Microsoft launched the Beta 2 release of its Visual J# .NET tool this week, continuing its battle for developers with Sun Microsystems.

Sun took the fight back to the courtroom a few weeks ago by filing a lawsuit against Microsoft alleging a number of illegal actions. The Visual J# .NET tool figured prominently in the new Sun lawsuit.

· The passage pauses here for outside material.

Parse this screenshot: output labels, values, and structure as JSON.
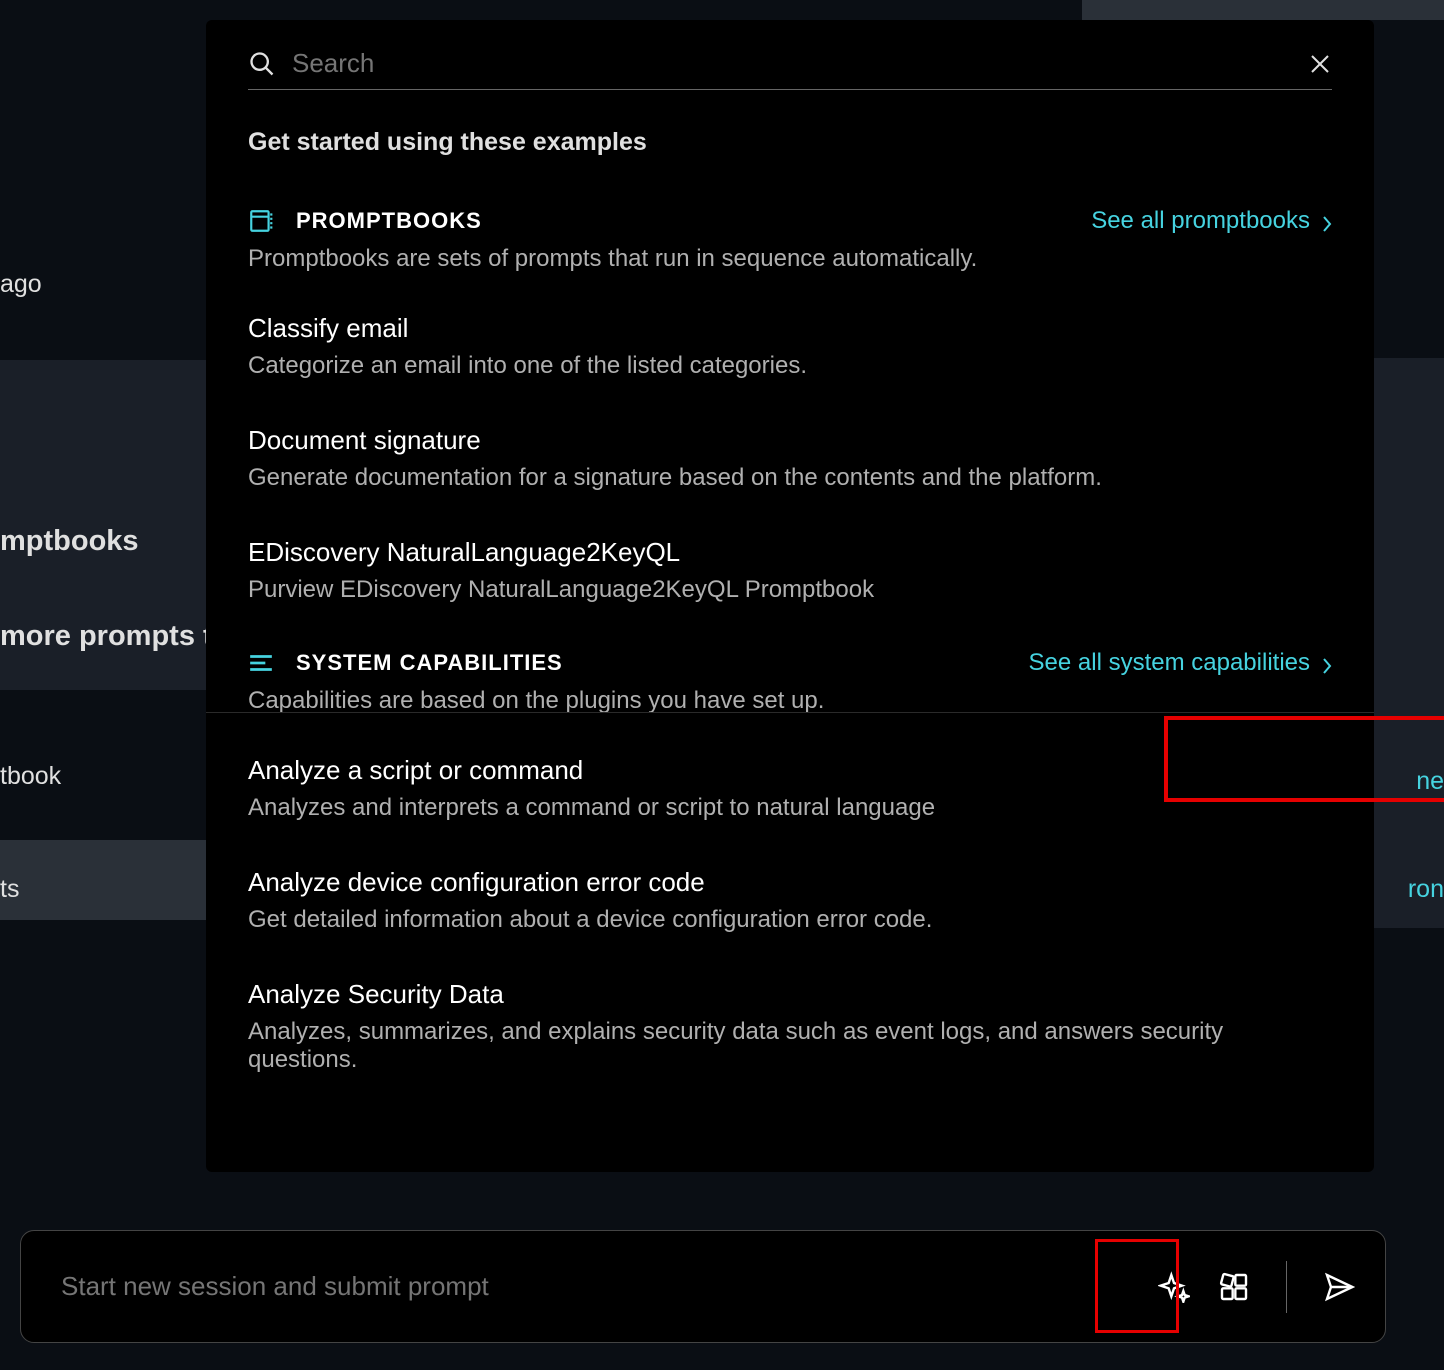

Sun and Microsoft settled an earlier Sun lawsuit over Java in early 2001.

"Sun has referenced the [Visual J# .NET] tool in their lawsuit, but they have no basis for doing so except in furthering their acts of desperation," says Tony Goodhew, product manager for Microsoft .NET. Goodhew contends that the lawsuit will have no effect on Visual J# .NET.

Microsoft positions Visual J# .NET as a way for "Java-language" developers to write applications for the Microsoft .NET Framework in a familiar language.

However, new caveats in Microsoft's written statements about the Visual J# .NET tool specify that Visual J# .NET applications will not run on any Java virtual machine. Microsoft's statements also note that Visual J# .NET "is not endorsed or approved in any way by Sun Microsystems Inc.

The tool is on a different track from the rest of the Visual Studio .NET integrated development environment and the .NET Framework. Microsoft formally delivered those pieces in February.

Goodhew says Microsoft just ended up behind the Visual Studio ship schedule with Visual J# .NET, which is supposed to ship in the middle of this year.

For now, users who buy Visual Studio .NET get a coupon for Visual J# .NET when it ships. "In the future, we'll actually be on the same schedule," Goodhew says.

Microsoft delivered the first beta of Visual J# .NET in October, along with other pieces of its JUMP to .NET initiative to lure Java developers away from Sun's Java language and J2EE platform.

The Beta 2 version of Visual J# .NET includes several enhancements, Goodhew says. They include compatibility with the shipping version of Visual Studio .NET and the .NET Framework, expanded samples and documentation, an improved upgrade wizard, and a more feature-complete compiler.

About the Author

Scott Bekker is editor in chief of Redmond Channel Partner magazine.